Bandys High shares story to encourage support of the Children’s Advocacy

Lindsay Robins
Staff Writer

Kaylyn Taylor is an ordinary high school student with an extraordinary story.

Taylor, a Bandys High School student and cheerleader, is the 2019-2020 Miss North Carolina Grand Majestic. Providing for children that have experienced abuse and neglect, and children living in foster care, is her platform as pageant queen. Taylor is sponsoring a donation drive for the Children’s Advocacy and Protection Center (CAPC).

Choosing child advocacy comes as no surprise to those who know Taylor’s story. As a survivor of child abuse, the mission of the CAPC is close to Taylor’s heart. With her new platform, Taylor is able to share her story and the CAPC’s mission with the community in hopes to bring awareness and support for the center. Taylor recently spoke with Catawba Valley Landlords Association.

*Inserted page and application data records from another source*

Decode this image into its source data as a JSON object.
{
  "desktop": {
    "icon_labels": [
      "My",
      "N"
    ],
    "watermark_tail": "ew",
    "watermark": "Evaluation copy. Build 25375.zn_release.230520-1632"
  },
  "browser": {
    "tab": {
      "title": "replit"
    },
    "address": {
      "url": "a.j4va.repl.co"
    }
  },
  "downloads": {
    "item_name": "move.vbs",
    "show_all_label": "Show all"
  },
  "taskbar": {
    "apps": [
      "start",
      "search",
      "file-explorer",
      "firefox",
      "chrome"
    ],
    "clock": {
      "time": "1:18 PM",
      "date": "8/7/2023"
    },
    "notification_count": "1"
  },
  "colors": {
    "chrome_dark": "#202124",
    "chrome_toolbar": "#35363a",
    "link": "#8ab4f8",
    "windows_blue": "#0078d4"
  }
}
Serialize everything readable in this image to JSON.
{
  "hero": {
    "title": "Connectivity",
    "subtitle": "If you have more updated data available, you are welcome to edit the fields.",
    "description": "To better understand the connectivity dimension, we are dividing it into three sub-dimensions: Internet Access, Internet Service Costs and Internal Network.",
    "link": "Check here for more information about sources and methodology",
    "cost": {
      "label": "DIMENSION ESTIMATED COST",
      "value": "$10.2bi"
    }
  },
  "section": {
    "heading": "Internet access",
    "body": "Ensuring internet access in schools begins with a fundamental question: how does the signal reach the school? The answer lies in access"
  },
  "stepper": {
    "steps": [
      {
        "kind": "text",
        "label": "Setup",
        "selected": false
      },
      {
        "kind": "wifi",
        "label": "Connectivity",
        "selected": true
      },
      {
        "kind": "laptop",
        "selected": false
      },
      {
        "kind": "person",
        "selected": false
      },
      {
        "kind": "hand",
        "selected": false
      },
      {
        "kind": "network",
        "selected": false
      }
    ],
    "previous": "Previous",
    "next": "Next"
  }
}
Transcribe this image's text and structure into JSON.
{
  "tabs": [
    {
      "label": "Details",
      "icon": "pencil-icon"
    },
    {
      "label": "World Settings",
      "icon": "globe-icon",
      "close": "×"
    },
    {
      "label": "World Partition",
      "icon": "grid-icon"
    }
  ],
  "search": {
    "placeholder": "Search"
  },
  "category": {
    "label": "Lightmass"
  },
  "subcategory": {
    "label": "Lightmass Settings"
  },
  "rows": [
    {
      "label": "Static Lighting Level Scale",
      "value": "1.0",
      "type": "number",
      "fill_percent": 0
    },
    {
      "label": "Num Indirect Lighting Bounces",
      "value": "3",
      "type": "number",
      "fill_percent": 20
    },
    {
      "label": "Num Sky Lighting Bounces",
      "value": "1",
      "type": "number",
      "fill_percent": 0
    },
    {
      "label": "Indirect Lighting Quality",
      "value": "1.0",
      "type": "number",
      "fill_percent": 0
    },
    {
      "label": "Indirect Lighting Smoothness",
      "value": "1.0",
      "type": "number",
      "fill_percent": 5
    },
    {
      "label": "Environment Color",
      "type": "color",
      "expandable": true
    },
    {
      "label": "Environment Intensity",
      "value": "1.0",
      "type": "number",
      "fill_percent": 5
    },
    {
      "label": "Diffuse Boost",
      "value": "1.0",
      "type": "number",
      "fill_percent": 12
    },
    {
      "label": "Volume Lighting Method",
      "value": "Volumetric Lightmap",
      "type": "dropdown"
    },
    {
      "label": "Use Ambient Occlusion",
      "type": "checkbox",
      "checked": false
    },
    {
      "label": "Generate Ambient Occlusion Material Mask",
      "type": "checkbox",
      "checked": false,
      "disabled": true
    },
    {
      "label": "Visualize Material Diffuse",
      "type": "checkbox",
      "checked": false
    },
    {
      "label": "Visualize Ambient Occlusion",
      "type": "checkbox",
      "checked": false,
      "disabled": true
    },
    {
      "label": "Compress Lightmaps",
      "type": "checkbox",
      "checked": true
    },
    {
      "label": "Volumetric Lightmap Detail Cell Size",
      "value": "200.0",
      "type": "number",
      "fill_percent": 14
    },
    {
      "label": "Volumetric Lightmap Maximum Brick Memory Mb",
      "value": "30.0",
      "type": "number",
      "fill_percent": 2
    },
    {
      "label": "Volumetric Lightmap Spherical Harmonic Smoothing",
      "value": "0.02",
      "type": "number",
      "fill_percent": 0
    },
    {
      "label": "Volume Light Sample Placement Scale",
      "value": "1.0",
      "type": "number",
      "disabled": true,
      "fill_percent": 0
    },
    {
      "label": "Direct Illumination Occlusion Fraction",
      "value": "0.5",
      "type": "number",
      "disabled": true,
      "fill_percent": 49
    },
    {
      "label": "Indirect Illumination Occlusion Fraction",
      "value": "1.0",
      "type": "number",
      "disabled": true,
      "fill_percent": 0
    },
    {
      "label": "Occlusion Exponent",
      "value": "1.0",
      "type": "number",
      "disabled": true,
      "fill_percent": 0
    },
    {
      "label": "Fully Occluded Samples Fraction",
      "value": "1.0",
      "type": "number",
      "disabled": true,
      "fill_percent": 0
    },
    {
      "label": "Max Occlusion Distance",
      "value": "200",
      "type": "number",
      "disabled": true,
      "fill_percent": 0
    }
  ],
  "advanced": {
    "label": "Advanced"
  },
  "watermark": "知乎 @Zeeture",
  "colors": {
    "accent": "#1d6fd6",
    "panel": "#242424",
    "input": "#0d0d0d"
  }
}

“What does it mean to be wanted,” Taylor asked the crowd. “I know the answer now, but I didn’t before. I was born on June 23 2002, a beautiful, innocent, brand new baby girl. But my life was different than most new babies. I was adopted which is something you hear a lot these days, people adopting children from different countries, foster care because their parents couldn’t take care of them, that’s normal. But what you’re about to hear is not normal. It’s brutal and it’s something you’re not going to want to hear, but you need to hear it. My life before adoption was painful. I wasn’t adopted because I lived in a third world country. I wasn’t willingly given up. I was abused and neglected so badly that even my first set of foster parents who were looking to adopt didn’t want me either. I was the least of my birth parents’ worries. I didn’t receive love or kindness. The only thing I got from them was pain. When I was adopted I had 11 broken ribs, bilateral in five different healing stages, had shaken baby syndrome, no immunizations, and a severe urinary tract infection. I had been through more pain than most people go through in a lifetime. My birth mother didn’t want to give me up. She appealed every court decision. My birth father left willingly. If I could say one thing to them I would say thank you. Yes, you heard that right. I would say thank you. Thank you for putting me through so much pain because from that situation I was chosen by the best parents anyone could ask for. They’re understanding, loving, and most importantly they actually care and would never hurt me. They love me and would do anything to keep me safe and happy. They’re there for me through everything. I have three siblings, my blood sister who went through the same thing as me, my brother who was also adopted, and my baby sister who is my parents only biological child. They also recently took in a boy who I consider my brother. Their hearts are made of gold. My dad works his life away to keep me and my siblings happy. My mom works and has never missed a sporting event or celebration for any of her children. They would do anything for us. My birth mother passed away my sophomore year and she never really crossed my mind until then. That’s when the questions started. Why? Why would they do this to me? Why would they have a child they didn’t want? I know it was all in God’s plan because I couldn’t ask for a better life but that didn’t stop the questioning. The question I ask myself most is where would I be today? Where would I be today if I wasn’t abused and stayed with my birth parents? Where would I be today if different people adopted me? Where would I be today if I never shared my story? I’ll never have those answers but I’m okay with that because I’m here. I’m here sharing my story with the world. I’m here with an amazing family. I’m here on earth living an amazing life. I feel like a normal kid. I love sports and pageants. I’m smart and I’m looking at colleges. Look around you. Could you pick the people out of this room who were adopted, the ones who were abused? You probably wouldn’t have known I was until I told you. So before you judge someone, think about the things they could’ve been through. Wanted to me means to be cared for, to be loved. It’s hard to explain but I’M WANTED, and I know I am. I don’t share this story to scare you, or to make you feel bad for me. I share my story because I know there’s someone out there who doesn’t feel wanted and I want them to know that no matter how bad their situation is...they are wanted and they can make it out. Just like me.”

Taylor’s story is similar to a lot of the children that cross CAPC’s doors. They provide invaluable resources for children in Catawba County that are experiencing abuse and neglect. For more information, visit